Information shown –
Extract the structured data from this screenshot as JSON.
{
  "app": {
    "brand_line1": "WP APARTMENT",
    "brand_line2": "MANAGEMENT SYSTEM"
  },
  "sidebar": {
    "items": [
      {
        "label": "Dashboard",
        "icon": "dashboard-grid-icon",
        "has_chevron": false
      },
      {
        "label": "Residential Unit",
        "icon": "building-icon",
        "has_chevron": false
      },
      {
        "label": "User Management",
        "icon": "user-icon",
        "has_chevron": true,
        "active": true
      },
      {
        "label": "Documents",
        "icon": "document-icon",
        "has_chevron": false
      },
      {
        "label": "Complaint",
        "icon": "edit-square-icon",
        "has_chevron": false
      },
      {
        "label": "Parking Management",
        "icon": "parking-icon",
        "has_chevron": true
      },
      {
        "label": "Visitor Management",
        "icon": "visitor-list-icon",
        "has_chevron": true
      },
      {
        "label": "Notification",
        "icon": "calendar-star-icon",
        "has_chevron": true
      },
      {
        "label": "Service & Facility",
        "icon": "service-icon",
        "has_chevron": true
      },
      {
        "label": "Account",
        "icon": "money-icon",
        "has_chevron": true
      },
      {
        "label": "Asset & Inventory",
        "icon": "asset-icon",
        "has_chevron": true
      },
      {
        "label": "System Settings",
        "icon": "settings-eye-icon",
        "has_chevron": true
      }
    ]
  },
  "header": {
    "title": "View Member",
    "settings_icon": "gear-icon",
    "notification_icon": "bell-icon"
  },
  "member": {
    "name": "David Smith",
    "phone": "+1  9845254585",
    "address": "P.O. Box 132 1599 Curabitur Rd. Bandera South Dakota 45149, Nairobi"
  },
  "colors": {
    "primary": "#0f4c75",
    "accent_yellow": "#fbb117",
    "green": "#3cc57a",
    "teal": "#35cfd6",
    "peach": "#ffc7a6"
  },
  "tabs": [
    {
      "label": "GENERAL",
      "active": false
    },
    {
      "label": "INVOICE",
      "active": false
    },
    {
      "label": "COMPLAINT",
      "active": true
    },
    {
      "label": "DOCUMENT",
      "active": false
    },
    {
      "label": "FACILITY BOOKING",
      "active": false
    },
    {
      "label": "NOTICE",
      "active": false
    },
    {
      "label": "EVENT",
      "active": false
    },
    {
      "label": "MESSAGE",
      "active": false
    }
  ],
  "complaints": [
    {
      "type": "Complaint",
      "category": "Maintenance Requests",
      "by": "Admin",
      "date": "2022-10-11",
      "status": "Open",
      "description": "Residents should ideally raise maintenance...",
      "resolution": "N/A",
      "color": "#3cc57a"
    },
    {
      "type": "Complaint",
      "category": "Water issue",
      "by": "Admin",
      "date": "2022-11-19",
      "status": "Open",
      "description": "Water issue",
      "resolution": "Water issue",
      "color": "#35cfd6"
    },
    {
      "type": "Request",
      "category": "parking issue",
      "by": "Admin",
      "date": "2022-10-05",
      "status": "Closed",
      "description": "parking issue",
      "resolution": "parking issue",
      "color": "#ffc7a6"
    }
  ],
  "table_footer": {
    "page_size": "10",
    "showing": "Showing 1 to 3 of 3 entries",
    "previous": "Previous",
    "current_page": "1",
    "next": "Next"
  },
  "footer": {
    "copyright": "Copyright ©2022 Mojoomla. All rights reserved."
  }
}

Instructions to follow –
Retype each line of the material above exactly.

Your response –
Extract the structured data from this screenshot as JSON.
{
  "app": {
    "brand_line1": "WP APARTMENT",
    "brand_line2": "MANAGEMENT SYSTEM"
  },
  "sidebar": {
    "items": [
      {
        "label": "Dashboard",
        "icon": "dashboard-grid-icon",
        "has_chevron": false
      },
      {
        "label": "Residential Unit",
        "icon": "building-icon",
        "has_chevron": false
      },
      {
        "label": "User Management",
        "icon": "user-icon",
        "has_chevron": true,
        "active": true
      },
      {
        "label": "Documents",
        "icon": "document-icon",
        "has_chevron": false
      },
      {
        "label": "Complaint",
        "icon": "edit-square-icon",
        "has_chevron": false
      },
      {
        "label": "Parking Management",
        "icon": "parking-icon",
        "has_chevron": true
      },
      {
        "label": "Visitor Management",
        "icon": "visitor-list-icon",
        "has_chevron": true
      },
      {
        "label": "Notification",
        "icon": "calendar-star-icon",
        "has_chevron": true
      },
      {
        "label": "Service & Facility",
        "icon": "service-icon",
        "has_chevron": true
      },
      {
        "label": "Account",
        "icon": "money-icon",
        "has_chevron": true
      },
      {
        "label": "Asset & Inventory",
        "icon": "asset-icon",
        "has_chevron": true
      },
      {
        "label": "System Settings",
        "icon": "settings-eye-icon",
        "has_chevron": true
      }
    ]
  },
  "header": {
    "title": "View Member",
    "settings_icon": "gear-icon",
    "notification_icon": "bell-icon"
  },
  "member": {
    "name": "David Smith",
    "phone": "+1  9845254585",
    "address": "P.O. Box 132 1599 Curabitur Rd. Bandera South Dakota 45149, Nairobi"
  },
  "colors": {
    "primary": "#0f4c75",
    "accent_yellow": "#fbb117",
    "green": "#3cc57a",
    "teal": "#35cfd6",
    "peach": "#ffc7a6"
  },
  "tabs": [
    {
      "label": "GENERAL",
      "active": false
    },
    {
      "label": "INVOICE",
      "active": false
    },
    {
      "label": "COMPLAINT",
      "active": true
    },
    {
      "label": "DOCUMENT",
      "active": false
    },
    {
      "label": "FACILITY BOOKING",
      "active": false
    },
    {
      "label": "NOTICE",
      "active": false
    },
    {
      "label": "EVENT",
      "active": false
    },
    {
      "label": "MESSAGE",
      "active": false
    }
  ],
  "complaints": [
    {
      "type": "Complaint",
      "category": "Maintenance Requests",
      "by": "Admin",
      "date": "2022-10-11",
      "status": "Open",
      "description": "Residents should ideally raise maintenance...",
      "resolution": "N/A",
      "color": "#3cc57a"
    },
    {
      "type": "Complaint",
      "category": "Water issue",
      "by": "Admin",
      "date": "2022-11-19",
      "status": "Open",
      "description": "Water issue",
      "resolution": "Water issue",
      "color": "#35cfd6"
    },
    {
      "type": "Request",
      "category": "parking issue",
      "by": "Admin",
      "date": "2022-10-05",
      "status": "Closed",
      "description": "parking issue",
      "resolution": "parking issue",
      "color": "#ffc7a6"
    }
  ],
  "table_footer": {
    "page_size": "10",
    "showing": "Showing 1 to 3 of 3 entries",
    "previous": "Previous",
    "current_page": "1",
    "next": "Next"
  },
  "footer": {
    "copyright": "Copyright ©2022 Mojoomla. All rights reserved."
  }
}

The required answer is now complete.